chrisreedfilm

“The Neon Demon” is Beautiful, Bloody and Utterly Vacuous

The Neon Demon (Nicolas Winding Refn, 2016)

O beauty! O torpor! O glory! O pain! Has the world ever seen such an example of positive qualities co-existing with their opposite? Is pulchritude but an illusion that decays upon inspection? More importantly, can an aesthetic designed to replicate the sins of the milieu it portrays be any more than a superficial treatment of that milieu?

Pardon the hyperbole, but in The Neon Demon, Danish director Nicolas Winding Refn (Drive) seems to beg for such overweening attention. An over-designed objet d’art par excellence, the film is graceful and lovely in every frame, even as the blood flows freely, but ultimately as empty as its thinly drawn characters. If it has a takeaway message (and, unfortunately, it does), it is that beauty – currency of the realm – is only skin deep, yet we are prepared to consume ourselves (and others) to attain it. Women, in particular – those poor, helpless creatures – turn killers when you threaten their status in the beauty chain. Call it Refn’s new aesthetic of misogynistic empowerment, if you will.

The problem here – beyond the fact that this is hardly a fresh topic – is that the film is as listless as the models at its center. Gorgeous? Yes. Meaningful? No. Elle Fanning (Maleficent), a young actress of substance who is the best part of this experience, plays Jesse, a waif of a 16-year-old who comes to Los Angeles with big dreams. Think David Lynch’s Mulholland Dr., only without the   quirky intelligence. A fresh face, she soon finds herself both desired and hated, often by the same people. It all points to something awful, and those markers lead us exactly where we think they will.
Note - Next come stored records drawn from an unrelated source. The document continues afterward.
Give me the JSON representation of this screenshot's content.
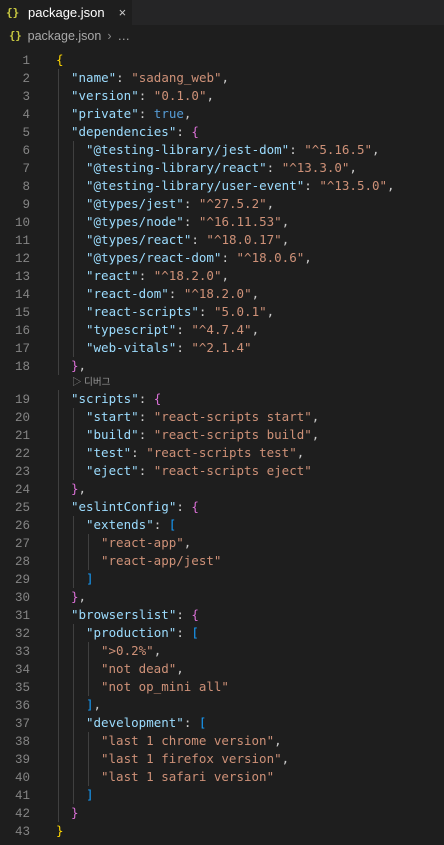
{
  "tab": {
    "icon": "{}",
    "title": "package.json",
    "close": "×"
  },
  "breadcrumb": {
    "icon": "{}",
    "file": "package.json",
    "separator": "›",
    "more": "…"
  },
  "codelens": "▷ 디버그",
  "colors": {
    "background": "#1e1e1e",
    "key": "#9cdcfe",
    "string": "#ce9178",
    "keyword": "#569cd6",
    "bracket_level1": "#ffd700",
    "bracket_level2": "#da70d6",
    "bracket_level3": "#179fff"
  },
  "lines": [
    {
      "n": "1",
      "indent": 0,
      "tokens": [
        [
          "b1",
          "{"
        ]
      ]
    },
    {
      "n": "2",
      "indent": 1,
      "tokens": [
        [
          "key",
          "\"name\""
        ],
        [
          "punc",
          ": "
        ],
        [
          "str",
          "\"sadang_web\""
        ],
        [
          "punc",
          ","
        ]
      ]
    },
    {
      "n": "3",
      "indent": 1,
      "tokens": [
        [
          "key",
          "\"version\""
        ],
        [
          "punc",
          ": "
        ],
        [
          "str",
          "\"0.1.0\""
        ],
        [
          "punc",
          ","
        ]
      ]
    },
    {
      "n": "4",
      "indent": 1,
      "tokens": [
        [
          "key",
          "\"private\""
        ],
        [
          "punc",
          ": "
        ],
        [
          "kw",
          "true"
        ],
        [
          "punc",
          ","
        ]
      ]
    },
    {
      "n": "5",
      "indent": 1,
      "tokens": [
        [
          "key",
          "\"dependencies\""
        ],
        [
          "punc",
          ": "
        ],
        [
          "b2",
          "{"
        ]
      ]
    },
    {
      "n": "6",
      "indent": 2,
      "tokens": [
        [
          "key",
          "\"@testing-library/jest-dom\""
        ],
        [
          "punc",
          ": "
        ],
        [
          "str",
          "\"^5.16.5\""
        ],
        [
          "punc",
          ","
        ]
      ]
    },
    {
      "n": "7",
      "indent": 2,
      "tokens": [
        [
          "key",
          "\"@testing-library/react\""
        ],
        [
          "punc",
          ": "
        ],
        [
          "str",
          "\"^13.3.0\""
        ],
        [
          "punc",
          ","
        ]
      ]
    },
    {
      "n": "8",
      "indent": 2,
      "tokens": [
        [
          "key",
          "\"@testing-library/user-event\""
        ],
        [
          "punc",
          ": "
        ],
        [
          "str",
          "\"^13.5.0\""
        ],
        [
          "punc",
          ","
        ]
      ]
    },
    {
      "n": "9",
      "indent": 2,
      "tokens": [
        [
          "key",
          "\"@types/jest\""
        ],
        [
          "punc",
          ": "
        ],
        [
          "str",
          "\"^27.5.2\""
        ],
        [
          "punc",
          ","
        ]
      ]
    },
    {
      "n": "10",
      "indent": 2,
      "tokens": [
        [
          "key",
          "\"@types/node\""
        ],
        [
          "punc",
          ": "
        ],
        [
          "str",
          "\"^16.11.53\""
        ],
        [
          "punc",
          ","
        ]
      ]
    },
    {
      "n": "11",
      "indent": 2,
      "tokens": [
        [
          "key",
          "\"@types/react\""
        ],
        [
          "punc",
          ": "
        ],
        [
          "str",
          "\"^18.0.17\""
        ],
        [
          "punc",
          ","
        ]
      ]
    },
    {
      "n": "12",
      "indent": 2,
      "tokens": [
        [
          "key",
          "\"@types/react-dom\""
        ],
        [
          "punc",
          ": "
        ],
        [
          "str",
          "\"^18.0.6\""
        ],
        [
          "punc",
          ","
        ]
      ]
    },
    {
      "n": "13",
      "indent": 2,
      "tokens": [
        [
          "key",
          "\"react\""
        ],
        [
          "punc",
          ": "
        ],
        [
          "str",
          "\"^18.2.0\""
        ],
        [
          "punc",
          ","
        ]
      ]
    },
    {
      "n": "14",
      "indent": 2,
      "tokens": [
        [
          "key",
          "\"react-dom\""
        ],
        [
          "punc",
          ": "
        ],
        [
          "str",
          "\"^18.2.0\""
        ],
        [
          "punc",
          ","
        ]
      ]
    },
    {
      "n": "15",
      "indent": 2,
      "tokens": [
        [
          "key",
          "\"react-scripts\""
        ],
        [
          "punc",
          ": "
        ],
        [
          "str",
          "\"5.0.1\""
        ],
        [
          "punc",
          ","
        ]
      ]
    },
    {
      "n": "16",
      "indent": 2,
      "tokens": [
        [
          "key",
          "\"typescript\""
        ],
        [
          "punc",
          ": "
        ],
        [
          "str",
          "\"^4.7.4\""
        ],
        [
          "punc",
          ","
        ]
      ]
    },
    {
      "n": "17",
      "indent": 2,
      "tokens": [
        [
          "key",
          "\"web-vitals\""
        ],
        [
          "punc",
          ": "
        ],
        [
          "str",
          "\"^2.1.4\""
        ]
      ]
    },
    {
      "n": "18",
      "indent": 1,
      "tokens": [
        [
          "b2",
          "}"
        ],
        [
          "punc",
          ","
        ]
      ],
      "lens_after": true
    },
    {
      "n": "19",
      "indent": 1,
      "tokens": [
        [
          "key",
          "\"scripts\""
        ],
        [
          "punc",
          ": "
        ],
        [
          "b2",
          "{"
        ]
      ]
    },
    {
      "n": "20",
      "indent": 2,
      "tokens": [
        [
          "key",
          "\"start\""
        ],
        [
          "punc",
          ": "
        ],
        [
          "str",
          "\"react-scripts start\""
        ],
        [
          "punc",
          ","
        ]
      ]
    },
    {
      "n": "21",
      "indent": 2,
      "tokens": [
        [
          "key",
          "\"build\""
        ],
        [
          "punc",
          ": "
        ],
        [
          "str",
          "\"react-scripts build\""
        ],
        [
          "punc",
          ","
        ]
      ]
    },
    {
      "n": "22",
      "indent": 2,
      "tokens": [
        [
          "key",
          "\"test\""
        ],
        [
          "punc",
          ": "
        ],
        [
          "str",
          "\"react-scripts test\""
        ],
        [
          "punc",
          ","
        ]
      ]
    },
    {
      "n": "23",
      "indent": 2,
      "tokens": [
        [
          "key",
          "\"eject\""
        ],
        [
          "punc",
          ": "
        ],
        [
          "str",
          "\"react-scripts eject\""
        ]
      ]
    },
    {
      "n": "24",
      "indent": 1,
      "tokens": [
        [
          "b2",
          "}"
        ],
        [
          "punc",
          ","
        ]
      ]
    },
    {
      "n": "25",
      "indent": 1,
      "tokens": [
        [
          "key",
          "\"eslintConfig\""
        ],
        [
          "punc",
          ": "
        ],
        [
          "b2",
          "{"
        ]
      ]
    },
    {
      "n": "26",
      "indent": 2,
      "tokens": [
        [
          "key",
          "\"extends\""
        ],
        [
          "punc",
          ": "
        ],
        [
          "b3",
          "["
        ]
      ]
    },
    {
      "n": "27",
      "indent": 3,
      "tokens": [
        [
          "str",
          "\"react-app\""
        ],
        [
          "punc",
          ","
        ]
      ]
    },
    {
      "n": "28",
      "indent": 3,
      "tokens": [
        [
          "str",
          "\"react-app/jest\""
        ]
      ]
    },
    {
      "n": "29",
      "indent": 2,
      "tokens": [
        [
          "b3",
          "]"
        ]
      ]
    },
    {
      "n": "30",
      "indent": 1,
      "tokens": [
        [
          "b2",
          "}"
        ],
        [
          "punc",
          ","
        ]
      ]
    },
    {
      "n": "31",
      "indent": 1,
      "tokens": [
        [
          "key",
          "\"browserslist\""
        ],
        [
          "punc",
          ": "
        ],
        [
          "b2",
          "{"
        ]
      ]
    },
    {
      "n": "32",
      "indent": 2,
      "tokens": [
        [
          "key",
          "\"production\""
        ],
        [
          "punc",
          ": "
        ],
        [
          "b3",
          "["
        ]
      ]
    },
    {
      "n": "33",
      "indent": 3,
      "tokens": [
        [
          "str",
          "\">0.2%\""
        ],
        [
          "punc",
          ","
        ]
      ]
    },
    {
      "n": "34",
      "indent": 3,
      "tokens": [
        [
          "str",
          "\"not dead\""
        ],
        [
          "punc",
          ","
        ]
      ]
    },
    {
      "n": "35",
      "indent": 3,
      "tokens": [
        [
          "str",
          "\"not op_mini all\""
        ]
      ]
    },
    {
      "n": "36",
      "indent": 2,
      "tokens": [
        [
          "b3",
          "]"
        ],
        [
          "punc",
          ","
        ]
      ]
    },
    {
      "n": "37",
      "indent": 2,
      "tokens": [
        [
          "key",
          "\"development\""
        ],
        [
          "punc",
          ": "
        ],
        [
          "b3",
          "["
        ]
      ]
    },
    {
      "n": "38",
      "indent": 3,
      "tokens": [
        [
          "str",
          "\"last 1 chrome version\""
        ],
        [
          "punc",
          ","
        ]
      ]
    },
    {
      "n": "39",
      "indent": 3,
      "tokens": [
        [
          "str",
          "\"last 1 firefox version\""
        ],
        [
          "punc",
          ","
        ]
      ]
    },
    {
      "n": "40",
      "indent": 3,
      "tokens": [
        [
          "str",
          "\"last 1 safari version\""
        ]
      ]
    },
    {
      "n": "41",
      "indent": 2,
      "tokens": [
        [
          "b3",
          "]"
        ]
      ]
    },
    {
      "n": "42",
      "indent": 1,
      "tokens": [
        [
          "b2",
          "}"
        ]
      ]
    },
    {
      "n": "43",
      "indent": 0,
      "tokens": [
        [
          "b1",
          "}"
        ]
      ]
    }
  ]
}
Despite the utter vacuity on display, there are some fine performances. Jena Malone (The Rusted), as the makeup artist who takes young Jesse under her wing, manages to make the combination of passion and lethargy feel compelling. Keanu Reeves (John Wick), in an uncharacteristically villainous role as the owner of the squalid motel where Jesse lives, is deeply repellant as a man without virtue, and very watchable. But other than these few standouts, The Neon Demon is nothing more than an exercise in production design, where everything is as it seems. Style is substance, in other words, and what you see is what you get, and nothing more.